**Data to examine**
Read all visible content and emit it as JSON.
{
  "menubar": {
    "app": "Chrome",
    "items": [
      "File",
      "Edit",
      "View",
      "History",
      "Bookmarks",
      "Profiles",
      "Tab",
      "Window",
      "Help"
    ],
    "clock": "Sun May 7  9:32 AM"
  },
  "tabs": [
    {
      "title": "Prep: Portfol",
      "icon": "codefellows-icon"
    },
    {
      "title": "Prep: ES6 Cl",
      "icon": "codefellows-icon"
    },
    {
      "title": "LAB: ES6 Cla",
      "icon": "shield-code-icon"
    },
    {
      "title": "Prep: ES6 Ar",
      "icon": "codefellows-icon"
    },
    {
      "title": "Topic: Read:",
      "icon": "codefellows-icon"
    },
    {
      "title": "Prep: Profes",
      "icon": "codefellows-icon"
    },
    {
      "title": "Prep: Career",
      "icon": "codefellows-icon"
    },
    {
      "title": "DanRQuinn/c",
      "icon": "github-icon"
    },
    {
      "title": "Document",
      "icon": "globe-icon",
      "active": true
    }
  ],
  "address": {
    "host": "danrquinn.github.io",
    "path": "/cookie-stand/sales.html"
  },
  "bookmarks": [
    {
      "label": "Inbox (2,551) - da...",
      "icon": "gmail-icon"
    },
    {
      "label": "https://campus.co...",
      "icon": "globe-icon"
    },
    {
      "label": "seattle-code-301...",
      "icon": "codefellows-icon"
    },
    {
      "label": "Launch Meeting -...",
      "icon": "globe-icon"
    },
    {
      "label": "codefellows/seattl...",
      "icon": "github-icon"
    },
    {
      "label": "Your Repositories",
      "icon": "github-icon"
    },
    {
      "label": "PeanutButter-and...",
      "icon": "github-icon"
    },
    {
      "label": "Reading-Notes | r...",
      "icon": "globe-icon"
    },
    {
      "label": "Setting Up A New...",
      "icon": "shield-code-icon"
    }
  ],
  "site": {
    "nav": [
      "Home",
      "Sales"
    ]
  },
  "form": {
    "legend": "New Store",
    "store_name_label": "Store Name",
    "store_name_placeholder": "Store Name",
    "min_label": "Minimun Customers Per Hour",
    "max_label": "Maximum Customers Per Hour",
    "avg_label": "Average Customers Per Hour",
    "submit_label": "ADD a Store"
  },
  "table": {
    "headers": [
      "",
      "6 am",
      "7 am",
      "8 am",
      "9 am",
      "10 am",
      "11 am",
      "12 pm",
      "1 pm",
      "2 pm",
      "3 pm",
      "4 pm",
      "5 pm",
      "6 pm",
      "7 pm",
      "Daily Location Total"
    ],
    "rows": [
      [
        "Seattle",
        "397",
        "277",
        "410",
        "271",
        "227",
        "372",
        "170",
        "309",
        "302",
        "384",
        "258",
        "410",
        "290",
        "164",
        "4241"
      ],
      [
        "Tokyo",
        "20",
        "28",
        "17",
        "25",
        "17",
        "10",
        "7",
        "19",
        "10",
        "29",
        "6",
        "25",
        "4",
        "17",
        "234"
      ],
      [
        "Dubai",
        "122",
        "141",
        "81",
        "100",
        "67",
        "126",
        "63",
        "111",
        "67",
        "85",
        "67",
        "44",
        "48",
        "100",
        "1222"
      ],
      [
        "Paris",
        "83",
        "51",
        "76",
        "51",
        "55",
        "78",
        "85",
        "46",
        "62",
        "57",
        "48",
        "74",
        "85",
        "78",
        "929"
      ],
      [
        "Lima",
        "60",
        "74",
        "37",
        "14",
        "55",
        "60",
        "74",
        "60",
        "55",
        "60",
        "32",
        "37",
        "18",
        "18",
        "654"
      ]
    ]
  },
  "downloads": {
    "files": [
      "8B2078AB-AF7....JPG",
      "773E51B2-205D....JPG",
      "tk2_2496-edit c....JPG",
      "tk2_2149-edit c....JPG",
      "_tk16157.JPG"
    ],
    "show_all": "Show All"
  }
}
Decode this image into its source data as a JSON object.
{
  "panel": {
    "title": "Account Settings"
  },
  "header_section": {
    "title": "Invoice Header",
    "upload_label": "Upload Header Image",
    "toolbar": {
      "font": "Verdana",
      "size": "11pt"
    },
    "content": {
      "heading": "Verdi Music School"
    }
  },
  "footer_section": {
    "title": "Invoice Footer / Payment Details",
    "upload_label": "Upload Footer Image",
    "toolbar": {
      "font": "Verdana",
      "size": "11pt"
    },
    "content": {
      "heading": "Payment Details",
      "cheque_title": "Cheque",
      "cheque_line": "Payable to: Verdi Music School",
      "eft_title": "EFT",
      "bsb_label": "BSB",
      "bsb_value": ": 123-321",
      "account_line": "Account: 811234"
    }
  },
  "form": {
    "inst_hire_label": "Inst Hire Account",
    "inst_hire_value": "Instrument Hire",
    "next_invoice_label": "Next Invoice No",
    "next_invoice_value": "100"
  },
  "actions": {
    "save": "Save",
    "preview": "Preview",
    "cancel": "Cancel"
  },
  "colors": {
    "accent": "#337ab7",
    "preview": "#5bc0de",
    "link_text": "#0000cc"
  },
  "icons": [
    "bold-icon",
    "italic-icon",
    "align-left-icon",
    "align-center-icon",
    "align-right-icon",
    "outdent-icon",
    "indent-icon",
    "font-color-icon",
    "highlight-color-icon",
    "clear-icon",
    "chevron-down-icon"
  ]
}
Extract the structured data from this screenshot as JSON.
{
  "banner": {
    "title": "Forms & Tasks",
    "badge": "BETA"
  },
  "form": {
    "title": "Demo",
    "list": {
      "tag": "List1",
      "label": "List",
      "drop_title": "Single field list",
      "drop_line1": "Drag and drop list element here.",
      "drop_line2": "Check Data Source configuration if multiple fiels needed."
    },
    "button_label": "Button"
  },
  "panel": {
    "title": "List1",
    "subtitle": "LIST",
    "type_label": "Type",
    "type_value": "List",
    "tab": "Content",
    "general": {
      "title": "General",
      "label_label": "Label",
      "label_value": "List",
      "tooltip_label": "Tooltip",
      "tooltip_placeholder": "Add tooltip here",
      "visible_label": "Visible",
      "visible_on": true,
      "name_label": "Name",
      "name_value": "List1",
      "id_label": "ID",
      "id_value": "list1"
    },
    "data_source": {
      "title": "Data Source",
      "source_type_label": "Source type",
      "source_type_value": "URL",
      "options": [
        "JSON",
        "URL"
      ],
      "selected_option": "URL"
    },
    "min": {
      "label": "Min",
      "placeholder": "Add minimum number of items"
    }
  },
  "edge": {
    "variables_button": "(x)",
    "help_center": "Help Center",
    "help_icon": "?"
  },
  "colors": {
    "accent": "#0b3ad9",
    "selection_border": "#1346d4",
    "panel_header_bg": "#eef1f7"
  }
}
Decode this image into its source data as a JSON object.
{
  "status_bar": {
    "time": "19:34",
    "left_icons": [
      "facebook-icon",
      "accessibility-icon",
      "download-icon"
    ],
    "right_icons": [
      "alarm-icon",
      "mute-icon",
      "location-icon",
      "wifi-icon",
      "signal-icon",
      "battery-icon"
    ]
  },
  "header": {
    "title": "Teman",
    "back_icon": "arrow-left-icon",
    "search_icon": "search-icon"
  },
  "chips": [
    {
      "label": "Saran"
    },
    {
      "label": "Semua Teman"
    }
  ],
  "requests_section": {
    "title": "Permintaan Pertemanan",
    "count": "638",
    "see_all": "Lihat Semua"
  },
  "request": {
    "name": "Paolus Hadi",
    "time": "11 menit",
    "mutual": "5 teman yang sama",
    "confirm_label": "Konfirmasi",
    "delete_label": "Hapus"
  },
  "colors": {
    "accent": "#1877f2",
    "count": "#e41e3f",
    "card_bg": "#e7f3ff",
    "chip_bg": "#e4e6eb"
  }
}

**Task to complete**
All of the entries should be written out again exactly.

**Solution to this exercise**
Read all visible content and emit it as JSON.
{
  "menubar": {
    "app": "Chrome",
    "items": [
      "File",
      "Edit",
      "View",
      "History",
      "Bookmarks",
      "Profiles",
      "Tab",
      "Window",
      "Help"
    ],
    "clock": "Sun May 7  9:32 AM"
  },
  "tabs": [
    {
      "title": "Prep: Portfol",
      "icon": "codefellows-icon"
    },
    {
      "title": "Prep: ES6 Cl",
      "icon": "codefellows-icon"
    },
    {
      "title": "LAB: ES6 Cla",
      "icon": "shield-code-icon"
    },
    {
      "title": "Prep: ES6 Ar",
      "icon": "codefellows-icon"
    },
    {
      "title": "Topic: Read:",
      "icon": "codefellows-icon"
    },
    {
      "title": "Prep: Profes",
      "icon": "codefellows-icon"
    },
    {
      "title": "Prep: Career",
      "icon": "codefellows-icon"
    },
    {
      "title": "DanRQuinn/c",
      "icon": "github-icon"
    },
    {
      "title": "Document",
      "icon": "globe-icon",
      "active": true
    }
  ],
  "address": {
    "host": "danrquinn.github.io",
    "path": "/cookie-stand/sales.html"
  },
  "bookmarks": [
    {
      "label": "Inbox (2,551) - da...",
      "icon": "gmail-icon"
    },
    {
      "label": "https://campus.co...",
      "icon": "globe-icon"
    },
    {
      "label": "seattle-code-301...",
      "icon": "codefellows-icon"
    },
    {
      "label": "Launch Meeting -...",
      "icon": "globe-icon"
    },
    {
      "label": "codefellows/seattl...",
      "icon": "github-icon"
    },
    {
      "label": "Your Repositories",
      "icon": "github-icon"
    },
    {
      "label": "PeanutButter-and...",
      "icon": "github-icon"
    },
    {
      "label": "Reading-Notes | r...",
      "icon": "globe-icon"
    },
    {
      "label": "Setting Up A New...",
      "icon": "shield-code-icon"
    }
  ],
  "site": {
    "nav": [
      "Home",
      "Sales"
    ]
  },
  "form": {
    "legend": "New Store",
    "store_name_label": "Store Name",
    "store_name_placeholder": "Store Name",
    "min_label": "Minimun Customers Per Hour",
    "max_label": "Maximum Customers Per Hour",
    "avg_label": "Average Customers Per Hour",
    "submit_label": "ADD a Store"
  },
  "table": {
    "headers": [
      "",
      "6 am",
      "7 am",
      "8 am",
      "9 am",
      "10 am",
      "11 am",
      "12 pm",
      "1 pm",
      "2 pm",
      "3 pm",
      "4 pm",
      "5 pm",
      "6 pm",
      "7 pm",
      "Daily Location Total"
    ],
    "rows": [
      [
        "Seattle",
        "397",
        "277",
        "410",
        "271",
        "227",
        "372",
        "170",
        "309",
        "302",
        "384",
        "258",
        "410",
        "290",
        "164",
        "4241"
      ],
      [
        "Tokyo",
        "20",
        "28",
        "17",
        "25",
        "17",
        "10",
        "7",
        "19",
        "10",
        "29",
        "6",
        "25",
        "4",
        "17",
        "234"
      ],
      [
        "Dubai",
        "122",
        "141",
        "81",
        "100",
        "67",
        "126",
        "63",
        "111",
        "67",
        "85",
        "67",
        "44",
        "48",
        "100",
        "1222"
      ],
      [
        "Paris",
        "83",
        "51",
        "76",
        "51",
        "55",
        "78",
        "85",
        "46",
        "62",
        "57",
        "48",
        "74",
        "85",
        "78",
        "929"
      ],
      [
        "Lima",
        "60",
        "74",
        "37",
        "14",
        "55",
        "60",
        "74",
        "60",
        "55",
        "60",
        "32",
        "37",
        "18",
        "18",
        "654"
      ]
    ]
  },
  "downloads": {
    "files": [
      "8B2078AB-AF7....JPG",
      "773E51B2-205D....JPG",
      "tk2_2496-edit c....JPG",
      "tk2_2149-edit c....JPG",
      "_tk16157.JPG"
    ],
    "show_all": "Show All"
  }
}
Decode this image into its source data as a JSON object.
{
  "panel": {
    "title": "Account Settings"
  },
  "header_section": {
    "title": "Invoice Header",
    "upload_label": "Upload Header Image",
    "toolbar": {
      "font": "Verdana",
      "size": "11pt"
    },
    "content": {
      "heading": "Verdi Music School"
    }
  },
  "footer_section": {
    "title": "Invoice Footer / Payment Details",
    "upload_label": "Upload Footer Image",
    "toolbar": {
      "font": "Verdana",
      "size": "11pt"
    },
    "content": {
      "heading": "Payment Details",
      "cheque_title": "Cheque",
      "cheque_line": "Payable to: Verdi Music School",
      "eft_title": "EFT",
      "bsb_label": "BSB",
      "bsb_value": ": 123-321",
      "account_line": "Account: 811234"
    }
  },
  "form": {
    "inst_hire_label": "Inst Hire Account",
    "inst_hire_value": "Instrument Hire",
    "next_invoice_label": "Next Invoice No",
    "next_invoice_value": "100"
  },
  "actions": {
    "save": "Save",
    "preview": "Preview",
    "cancel": "Cancel"
  },
  "colors": {
    "accent": "#337ab7",
    "preview": "#5bc0de",
    "link_text": "#0000cc"
  },
  "icons": [
    "bold-icon",
    "italic-icon",
    "align-left-icon",
    "align-center-icon",
    "align-right-icon",
    "outdent-icon",
    "indent-icon",
    "font-color-icon",
    "highlight-color-icon",
    "clear-icon",
    "chevron-down-icon"
  ]
}
Extract the structured data from this screenshot as JSON.
{
  "banner": {
    "title": "Forms & Tasks",
    "badge": "BETA"
  },
  "form": {
    "title": "Demo",
    "list": {
      "tag": "List1",
      "label": "List",
      "drop_title": "Single field list",
      "drop_line1": "Drag and drop list element here.",
      "drop_line2": "Check Data Source configuration if multiple fiels needed."
    },
    "button_label": "Button"
  },
  "panel": {
    "title": "List1",
    "subtitle": "LIST",
    "type_label": "Type",
    "type_value": "List",
    "tab": "Content",
    "general": {
      "title": "General",
      "label_label": "Label",
      "label_value": "List",
      "tooltip_label": "Tooltip",
      "tooltip_placeholder": "Add tooltip here",
      "visible_label": "Visible",
      "visible_on": true,
      "name_label": "Name",
      "name_value": "List1",
      "id_label": "ID",
      "id_value": "list1"
    },
    "data_source": {
      "title": "Data Source",
      "source_type_label": "Source type",
      "source_type_value": "URL",
      "options": [
        "JSON",
        "URL"
      ],
      "selected_option": "URL"
    },
    "min": {
      "label": "Min",
      "placeholder": "Add minimum number of items"
    }
  },
  "edge": {
    "variables_button": "(x)",
    "help_center": "Help Center",
    "help_icon": "?"
  },
  "colors": {
    "accent": "#0b3ad9",
    "selection_border": "#1346d4",
    "panel_header_bg": "#eef1f7"
  }
}
Decode this image into its source data as a JSON object.
{
  "status_bar": {
    "time": "19:34",
    "left_icons": [
      "facebook-icon",
      "accessibility-icon",
      "download-icon"
    ],
    "right_icons": [
      "alarm-icon",
      "mute-icon",
      "location-icon",
      "wifi-icon",
      "signal-icon",
      "battery-icon"
    ]
  },
  "header": {
    "title": "Teman",
    "back_icon": "arrow-left-icon",
    "search_icon": "search-icon"
  },
  "chips": [
    {
      "label": "Saran"
    },
    {
      "label": "Semua Teman"
    }
  ],
  "requests_section": {
    "title": "Permintaan Pertemanan",
    "count": "638",
    "see_all": "Lihat Semua"
  },
  "request": {
    "name": "Paolus Hadi",
    "time": "11 menit",
    "mutual": "5 teman yang sama",
    "confirm_label": "Konfirmasi",
    "delete_label": "Hapus"
  },
  "colors": {
    "accent": "#1877f2",
    "count": "#e41e3f",
    "card_bg": "#e7f3ff",
    "chip_bg": "#e4e6eb"
  }
}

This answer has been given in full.